Clinging Desperately to Hope

by Elias Blum

Today I am clinging desperately to hope. I watch what the Tories are doing, what the bankers are doing, what the US Government and the Russians are, what ISIS is doing, and it nearly overwhelms me. I look at the poverty, ugliness, despair and destruction around us (not just in far-flung places shown on TV, but worryingly close to home as well) and I am tempted to give up hope.

But then I remember Vaclav Havel, “Work not for something because it is likely to be successful, but because it is good”. I keep going because I know it is the right thing to do, even when the future looks so relentlessly bleak.

I cling to hope because, somehow, in ways I cannot quantify and do not begin to understand, I believe that ‘crucifixions’ can be turned into ‘resurrections’. What looks like certain death is not necessarily the end. All things are being made new.

This is all that enables my fragile hope to be kept alive in a world that seems – if we walk by sight and not by faith – so utterly hopeless. We might have lost the garden, but we are stumbling and shuffling our way towards the distant vision of a ‘shining city’, a place where the common good abounds, and where no one hungers because they cannot make a decent living, or dies alone in a squalid bedsit, or suffers from a preventable or curable disease.

That is the highest vocation of humanity, as sentient, morally responsible stewards of the world: to take part in this process of making all things new.

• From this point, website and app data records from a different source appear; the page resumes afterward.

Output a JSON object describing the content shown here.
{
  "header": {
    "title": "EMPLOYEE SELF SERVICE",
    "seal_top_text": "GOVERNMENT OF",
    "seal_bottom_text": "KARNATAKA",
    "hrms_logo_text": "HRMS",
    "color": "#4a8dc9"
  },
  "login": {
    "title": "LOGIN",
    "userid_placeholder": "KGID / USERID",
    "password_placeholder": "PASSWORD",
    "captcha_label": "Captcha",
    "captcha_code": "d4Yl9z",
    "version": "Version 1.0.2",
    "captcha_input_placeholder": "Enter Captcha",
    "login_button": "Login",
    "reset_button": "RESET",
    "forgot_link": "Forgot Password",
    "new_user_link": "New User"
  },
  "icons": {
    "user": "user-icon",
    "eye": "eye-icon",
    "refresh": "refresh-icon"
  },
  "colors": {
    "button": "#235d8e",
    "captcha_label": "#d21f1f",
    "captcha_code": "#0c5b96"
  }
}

To restore the world, to bring healing and peace and love, to realise that the way of war, exploitation and destruction is not the right way. Slowly, creakingly, in the midst of this great and enfolding darkness, we can be little shafts of grace that break in and change things for the better.

My heart aches and breaks today. I am crushed and weeping for humanity. But my belief in hope is sustained when I remember that there are people all over the world, in great ways and small, in political action and charitable deeds, who are doing their best to make life better. 

The Spirit and the Bride say come.